The grassroots federation Women's Aid defines domestic abuse as "an incident or pattern of incidents of controlling, coercive, threatening, degrading, and violent behaviour, including sexual violence, in the majority of cases by a partner or ex-partner but also by a family member or carer." They state it is "very common." And research released by the Police Service of Northern Ireland (PSNI) shows that reports of domestic abuse increase in summer months.
According to the BBC, PSNI officers "recorded 31,682 incidents between 1 April 2018 and 31 March 2019." The PSNI's report states that "[d]omestic abuse incidents tend to be higher in the months leading up to the summer, during the summer, and also in December. In each of the last four years the number of domestic abuse incidents has peaked in December."

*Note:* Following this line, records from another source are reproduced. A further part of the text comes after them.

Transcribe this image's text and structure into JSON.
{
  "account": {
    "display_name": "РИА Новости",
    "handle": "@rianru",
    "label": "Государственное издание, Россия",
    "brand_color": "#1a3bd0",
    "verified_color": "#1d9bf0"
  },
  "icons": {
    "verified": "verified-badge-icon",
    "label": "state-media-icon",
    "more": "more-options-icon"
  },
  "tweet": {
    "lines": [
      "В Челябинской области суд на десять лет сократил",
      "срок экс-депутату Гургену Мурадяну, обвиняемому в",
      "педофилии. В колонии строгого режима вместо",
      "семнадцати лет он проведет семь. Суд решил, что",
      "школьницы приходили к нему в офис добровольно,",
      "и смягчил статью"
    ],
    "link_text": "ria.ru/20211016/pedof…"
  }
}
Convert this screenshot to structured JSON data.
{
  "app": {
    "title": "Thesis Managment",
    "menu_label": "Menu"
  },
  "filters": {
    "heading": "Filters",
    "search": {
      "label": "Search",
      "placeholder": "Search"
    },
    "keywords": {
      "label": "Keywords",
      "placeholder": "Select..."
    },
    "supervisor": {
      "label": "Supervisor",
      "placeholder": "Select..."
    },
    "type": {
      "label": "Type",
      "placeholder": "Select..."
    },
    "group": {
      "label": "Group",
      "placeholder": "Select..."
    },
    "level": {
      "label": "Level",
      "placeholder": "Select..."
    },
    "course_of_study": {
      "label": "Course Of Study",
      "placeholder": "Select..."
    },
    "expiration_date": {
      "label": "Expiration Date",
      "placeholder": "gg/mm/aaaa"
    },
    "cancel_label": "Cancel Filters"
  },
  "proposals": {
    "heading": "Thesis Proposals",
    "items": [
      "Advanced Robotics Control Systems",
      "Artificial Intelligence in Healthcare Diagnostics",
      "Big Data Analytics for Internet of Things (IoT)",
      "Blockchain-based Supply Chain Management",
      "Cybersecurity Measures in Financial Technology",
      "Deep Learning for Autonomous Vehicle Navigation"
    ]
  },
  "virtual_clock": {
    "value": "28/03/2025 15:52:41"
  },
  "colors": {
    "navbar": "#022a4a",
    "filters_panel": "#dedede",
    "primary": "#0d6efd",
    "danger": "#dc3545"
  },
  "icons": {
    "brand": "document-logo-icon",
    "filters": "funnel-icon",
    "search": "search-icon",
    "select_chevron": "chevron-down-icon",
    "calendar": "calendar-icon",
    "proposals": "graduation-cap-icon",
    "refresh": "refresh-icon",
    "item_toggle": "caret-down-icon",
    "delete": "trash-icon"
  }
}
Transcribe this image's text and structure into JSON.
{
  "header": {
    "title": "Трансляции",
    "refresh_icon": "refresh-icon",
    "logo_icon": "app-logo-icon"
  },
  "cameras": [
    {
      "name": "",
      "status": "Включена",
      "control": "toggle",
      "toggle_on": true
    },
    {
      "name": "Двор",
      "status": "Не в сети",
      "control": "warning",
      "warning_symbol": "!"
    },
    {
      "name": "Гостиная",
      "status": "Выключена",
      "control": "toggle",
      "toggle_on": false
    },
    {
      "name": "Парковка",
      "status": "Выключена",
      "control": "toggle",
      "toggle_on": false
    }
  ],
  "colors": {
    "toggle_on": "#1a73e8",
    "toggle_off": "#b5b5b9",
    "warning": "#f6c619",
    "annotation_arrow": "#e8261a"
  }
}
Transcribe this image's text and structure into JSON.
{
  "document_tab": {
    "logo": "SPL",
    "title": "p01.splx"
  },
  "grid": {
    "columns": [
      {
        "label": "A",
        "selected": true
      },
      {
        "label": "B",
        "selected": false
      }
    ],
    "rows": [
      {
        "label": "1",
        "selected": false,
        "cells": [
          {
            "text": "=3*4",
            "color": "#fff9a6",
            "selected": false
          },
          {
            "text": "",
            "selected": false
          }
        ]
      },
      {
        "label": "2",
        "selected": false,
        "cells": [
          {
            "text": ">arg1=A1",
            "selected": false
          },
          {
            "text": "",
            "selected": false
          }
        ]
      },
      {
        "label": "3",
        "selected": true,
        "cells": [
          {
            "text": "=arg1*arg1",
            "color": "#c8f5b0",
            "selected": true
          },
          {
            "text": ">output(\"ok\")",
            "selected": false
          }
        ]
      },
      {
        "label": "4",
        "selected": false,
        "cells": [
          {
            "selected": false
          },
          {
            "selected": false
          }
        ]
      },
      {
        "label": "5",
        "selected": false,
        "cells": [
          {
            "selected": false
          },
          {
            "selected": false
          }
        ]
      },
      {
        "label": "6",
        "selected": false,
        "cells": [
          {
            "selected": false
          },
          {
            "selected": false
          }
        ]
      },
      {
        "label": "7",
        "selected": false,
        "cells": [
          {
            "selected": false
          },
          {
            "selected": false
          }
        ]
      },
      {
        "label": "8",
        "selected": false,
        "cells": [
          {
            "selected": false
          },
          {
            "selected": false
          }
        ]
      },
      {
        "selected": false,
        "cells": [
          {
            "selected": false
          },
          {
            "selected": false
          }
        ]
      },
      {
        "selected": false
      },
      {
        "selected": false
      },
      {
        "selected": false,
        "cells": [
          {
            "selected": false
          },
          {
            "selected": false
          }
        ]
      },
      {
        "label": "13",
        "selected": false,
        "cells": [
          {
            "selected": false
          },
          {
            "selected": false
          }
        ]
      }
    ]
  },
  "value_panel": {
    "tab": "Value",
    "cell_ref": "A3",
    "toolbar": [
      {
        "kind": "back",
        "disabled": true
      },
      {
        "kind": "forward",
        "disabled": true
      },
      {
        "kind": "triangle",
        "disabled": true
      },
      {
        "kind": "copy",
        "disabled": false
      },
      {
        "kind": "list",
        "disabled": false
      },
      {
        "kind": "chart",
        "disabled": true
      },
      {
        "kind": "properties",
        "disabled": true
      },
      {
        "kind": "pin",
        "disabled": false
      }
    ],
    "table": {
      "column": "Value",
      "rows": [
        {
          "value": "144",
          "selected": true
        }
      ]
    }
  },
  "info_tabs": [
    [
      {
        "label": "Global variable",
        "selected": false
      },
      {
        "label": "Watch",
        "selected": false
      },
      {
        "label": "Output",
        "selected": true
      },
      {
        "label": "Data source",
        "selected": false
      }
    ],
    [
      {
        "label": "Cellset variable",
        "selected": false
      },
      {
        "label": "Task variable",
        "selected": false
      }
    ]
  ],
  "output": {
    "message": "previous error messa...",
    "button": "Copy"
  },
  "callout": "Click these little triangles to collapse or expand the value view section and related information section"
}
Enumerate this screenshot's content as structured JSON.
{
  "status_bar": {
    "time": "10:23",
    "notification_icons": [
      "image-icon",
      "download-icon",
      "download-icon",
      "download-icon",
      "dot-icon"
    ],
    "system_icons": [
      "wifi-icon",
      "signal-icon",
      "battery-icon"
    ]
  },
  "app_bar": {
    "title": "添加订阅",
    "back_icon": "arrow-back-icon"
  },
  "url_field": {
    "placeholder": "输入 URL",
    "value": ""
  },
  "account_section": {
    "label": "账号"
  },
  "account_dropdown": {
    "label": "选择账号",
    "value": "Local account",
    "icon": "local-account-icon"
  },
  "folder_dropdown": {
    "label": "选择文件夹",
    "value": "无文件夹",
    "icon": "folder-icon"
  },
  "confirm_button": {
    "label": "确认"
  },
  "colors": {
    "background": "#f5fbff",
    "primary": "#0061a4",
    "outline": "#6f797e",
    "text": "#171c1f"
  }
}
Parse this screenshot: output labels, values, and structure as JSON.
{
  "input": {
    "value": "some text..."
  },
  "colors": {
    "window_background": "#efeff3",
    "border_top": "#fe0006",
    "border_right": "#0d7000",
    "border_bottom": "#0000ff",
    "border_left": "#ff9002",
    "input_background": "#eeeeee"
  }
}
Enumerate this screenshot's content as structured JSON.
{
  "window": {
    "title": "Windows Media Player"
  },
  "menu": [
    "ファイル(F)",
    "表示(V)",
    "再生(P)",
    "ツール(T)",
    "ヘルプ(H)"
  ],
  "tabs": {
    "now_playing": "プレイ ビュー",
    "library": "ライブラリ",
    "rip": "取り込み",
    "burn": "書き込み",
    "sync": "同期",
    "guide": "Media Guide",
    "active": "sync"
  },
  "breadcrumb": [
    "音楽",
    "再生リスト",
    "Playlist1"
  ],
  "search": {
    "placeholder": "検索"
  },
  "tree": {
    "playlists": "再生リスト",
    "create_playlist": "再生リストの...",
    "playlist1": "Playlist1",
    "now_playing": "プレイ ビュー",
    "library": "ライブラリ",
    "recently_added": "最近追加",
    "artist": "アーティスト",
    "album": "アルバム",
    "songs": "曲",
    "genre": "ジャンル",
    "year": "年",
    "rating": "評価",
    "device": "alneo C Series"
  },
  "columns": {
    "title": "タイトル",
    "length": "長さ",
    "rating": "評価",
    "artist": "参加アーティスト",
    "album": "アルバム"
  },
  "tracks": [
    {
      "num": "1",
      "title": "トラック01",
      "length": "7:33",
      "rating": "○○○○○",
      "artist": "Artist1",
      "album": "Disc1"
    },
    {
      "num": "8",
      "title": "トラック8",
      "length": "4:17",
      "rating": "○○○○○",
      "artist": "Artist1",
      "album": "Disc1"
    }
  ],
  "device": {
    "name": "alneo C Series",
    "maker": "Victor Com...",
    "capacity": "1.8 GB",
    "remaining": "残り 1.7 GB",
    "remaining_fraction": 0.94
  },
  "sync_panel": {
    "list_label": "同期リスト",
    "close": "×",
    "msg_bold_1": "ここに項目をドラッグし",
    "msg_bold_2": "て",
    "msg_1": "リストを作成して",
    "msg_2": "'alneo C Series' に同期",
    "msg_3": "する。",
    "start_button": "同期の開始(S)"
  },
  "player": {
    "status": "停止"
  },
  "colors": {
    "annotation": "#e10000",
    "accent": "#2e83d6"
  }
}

In addition, the report states: "When comparing the current and previous 12 months, all policing districts showed an increase in the number of domestic abuse incidents and domestic abuse crimes. Belfast City policing district, which accounts for more than a quarter of all domestic abuse incidents and crimes recorded in Northern Ireland, showed increases of 5.7 per cent in domestic abuse incidents and 7.6 per cent in domestic abuse crimes." The numbers are the highest they've been since 2004/05.
Alongside this information, the PSNI has also released an animated video to raise awareness about the issue of domestic abuse and to encourage people to come forward to report experiences of abuse.
In the video, they discuss the many different forms of abuse, explaining that it all comes from a place of power and control.
"Domestic abuse is often a hidden crime, happening behind closed doors," the video states. "Unfortunately, it is so embedded in the daily lives of some, that victims and perpetrators may not realise such behaviour is abusive."
The video explains that abuse has many forms, from financial, emotional, sexual, and verbal to physical and psychological. It also states that "domestic abuse does not discriminate." It continues: "Anyone can be a victim or a perpetrator. People of any gender, any sexuality, and from all walks of life." Research by the Office Of National Statistics found that just under eight percent of women and just over four percent of men in the UK experienced domestic abuse in the year ending March 2018.
The video adds that "until victims are aware that there is a safe environment to share their concerns, they will continue to hold on to the secret of domestic abuse." The PSNI want to reassure victims that help is out there, and that police officers will treat them "with dignity and respect." They emphasise that domestic violence is a crime and the police force are there alongside their partners to help stop it. "If you report a crime, the police will act on this," the last line of the video states.
If you or someone you know is experiencing domestic abuse, call Women's Aid Federation Northern Ireland on 0808 802 1414 or visit womensaidni.org. Alternatively, you can call 0808 2000 247 or visit womensaid.org.uk.